Penn State Lehigh Valley completes first virtual Teen Entrepreneur Challenge

Elaine Thode
July 21, 2020

Penn State Lehigh Valley hosted its fifth annual Teen Entrepreneur Challenge (TEC) summer program, which is an initiative of Lehigh Valley LaunchBox. TEC ran from July 6 to 16, exposing 25 rising sophomore, junior and senior high school students to the fundamentals of entrepreneurship as well as important technology skills.

While traditionally a residential program, TEC went entirely virtual this year, using Zoom to deliver instruction, guest speakers, field trips and group breakout sessions. Faculty and business leaders provided teaching as part of the curriculum. This year’s program was sponsored once again by Bosch Rexroth and Victaulic. Lehigh Valley Health Network/The Pool Trust also joined in as sponsors this year and with them brought a new twist. This year’s cohort was tasked with identifying relevant public health concerns, developing and recording a public service announcement (PSA), and finally creating a business solution to address their selected public health concern. These PSAs, to be aired throughout the Lehigh Valley in the near future, addressed topics such as mental health awareness, increasing voting in youth, vaping, eating disorders, texting & driving, and addressing the reliance on fast food in low-income neighborhoods.

The virtual program was well-received by this year’s students.

“I really enjoyed the program and meeting new people! This program helped me to learn more about myself and the real world,” said one TEC student.

Another TEC student said, “What I liked the most about this Teen Entrepreneur Program was the opportunities that were given to learn more about businesses and how they function in the real world. I also enjoyed the speakers that came on and the different perspectives they gave. Putting together the PSAs and pitches was also a great time!”

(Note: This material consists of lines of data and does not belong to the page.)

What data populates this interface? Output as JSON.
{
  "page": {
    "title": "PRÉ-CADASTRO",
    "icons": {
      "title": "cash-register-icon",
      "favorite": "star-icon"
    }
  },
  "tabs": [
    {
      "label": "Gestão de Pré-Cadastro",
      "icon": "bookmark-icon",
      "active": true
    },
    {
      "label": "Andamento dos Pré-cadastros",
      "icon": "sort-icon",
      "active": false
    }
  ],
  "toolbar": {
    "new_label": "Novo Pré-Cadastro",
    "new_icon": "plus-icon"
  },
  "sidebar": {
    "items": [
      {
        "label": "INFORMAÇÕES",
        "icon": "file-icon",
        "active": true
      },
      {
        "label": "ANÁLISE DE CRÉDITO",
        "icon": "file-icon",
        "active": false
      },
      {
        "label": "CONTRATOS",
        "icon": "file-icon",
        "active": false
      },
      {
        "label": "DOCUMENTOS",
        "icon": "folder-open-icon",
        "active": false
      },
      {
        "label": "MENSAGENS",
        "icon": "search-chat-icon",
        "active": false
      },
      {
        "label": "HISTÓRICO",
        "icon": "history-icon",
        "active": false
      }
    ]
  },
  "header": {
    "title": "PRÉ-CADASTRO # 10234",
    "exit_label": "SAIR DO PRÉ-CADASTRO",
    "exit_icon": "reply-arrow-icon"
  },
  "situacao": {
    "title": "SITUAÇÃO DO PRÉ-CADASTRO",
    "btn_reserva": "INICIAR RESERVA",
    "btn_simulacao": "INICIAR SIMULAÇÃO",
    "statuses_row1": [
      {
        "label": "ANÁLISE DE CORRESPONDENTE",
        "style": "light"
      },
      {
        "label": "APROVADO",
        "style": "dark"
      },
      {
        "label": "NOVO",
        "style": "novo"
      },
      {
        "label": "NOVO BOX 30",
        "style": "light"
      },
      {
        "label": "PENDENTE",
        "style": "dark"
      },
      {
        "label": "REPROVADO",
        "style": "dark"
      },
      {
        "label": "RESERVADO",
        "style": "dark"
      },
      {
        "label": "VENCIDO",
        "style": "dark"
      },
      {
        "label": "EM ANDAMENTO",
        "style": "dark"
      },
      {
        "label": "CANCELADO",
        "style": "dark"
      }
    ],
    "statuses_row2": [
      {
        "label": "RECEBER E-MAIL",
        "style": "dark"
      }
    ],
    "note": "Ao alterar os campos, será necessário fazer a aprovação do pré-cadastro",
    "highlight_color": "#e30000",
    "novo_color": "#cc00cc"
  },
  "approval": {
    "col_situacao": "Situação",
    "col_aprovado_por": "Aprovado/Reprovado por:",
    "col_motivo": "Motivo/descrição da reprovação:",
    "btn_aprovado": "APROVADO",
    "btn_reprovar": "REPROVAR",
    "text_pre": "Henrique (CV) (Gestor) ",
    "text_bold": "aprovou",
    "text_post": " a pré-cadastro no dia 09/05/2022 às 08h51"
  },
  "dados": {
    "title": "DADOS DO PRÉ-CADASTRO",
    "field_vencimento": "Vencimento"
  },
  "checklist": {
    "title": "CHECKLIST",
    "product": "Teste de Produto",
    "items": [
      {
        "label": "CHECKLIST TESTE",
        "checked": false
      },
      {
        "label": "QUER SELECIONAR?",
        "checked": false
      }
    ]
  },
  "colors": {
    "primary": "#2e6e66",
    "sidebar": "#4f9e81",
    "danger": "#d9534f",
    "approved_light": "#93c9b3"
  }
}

“Sixty-nine percent of teens say they have a business idea but unfortunately most don’t know how or lack the confidence to get it off the ground. That’s opportunity missed – which is why I am so proud of the teen students here today who are acting on their dreams – not only participating in the camp, but competing in our Teen Entrepreneurial Challenge,” said Tina Q. Richardson, chancellor at Penn State Lehigh Valley, at the pitch competition held July 17. “As a teen, it would have been easy to take the sleep-in approach to their summer days – especially during a pandemic, but these students are keeping their skills sharp.”

At the end of the challenge, an online pitch competition was held where teams presented their business solutions to a panel of judges. The winning team was Team Produce, which is a company the students created to bring healthy food options to low-income neighborhoods that rely on fast foods to feed their families. The second-place team created an app as a solution to increase mental health awareness among teens.

The winning team included: Melina Haynes, a rising junior at Notre Dame High School; Melody Herrera-Garcia, a rising junior at William Allen High School; Jocelyn Ibarra, a rising senior at Easton Area High School; and Sumukh Kumar, a rising senior at Caravel Academy.

“I am very impressed with how well this course was organized. Being a health care provider, I feel that all the topics were well chosen for the current day problems and extremely well presented! Congratulations to the entire team and all the coaches that worked with the students,” said Preethi Kumar, mother of one of the students from the winning team.

Robert Wolfe, instructor in business and economics at Penn State Lehigh Valley, coached the students during pitch development. 

“I had a blast in discussing the students' PSAs with them. They were all great, very worthwhile proposals and I was very impressed at the thought that the students put into their proposal. When I signed off, I told the groups that they gave me a wonderful sense that the planet and our society will be even better off in the future.  All groups of students gave me the gift of reassurance that every generation has higher ideals and goals than the previous one,” Wolfe said. “I think our planet and the inhabitants will be safe in the future and my children and grandchildren will live in a better world because of the students I worked with yesterday. I left the meeting feeling good about our future.”

This year the judges for the pitch competition included Richard Cory, human resources director, Bosch Rexroth Corporation; Lindsay Hamlin, lean manager, Victaulic; Edward Meehan, executive director, Rider Pool Trust Foundation; and Robert Thomson, regional manager, Ben Franklin Technology Partners of Northeastern PA & Ben Franklin TechVentures.

(Media Contacts)

Last Updated July 21, 2020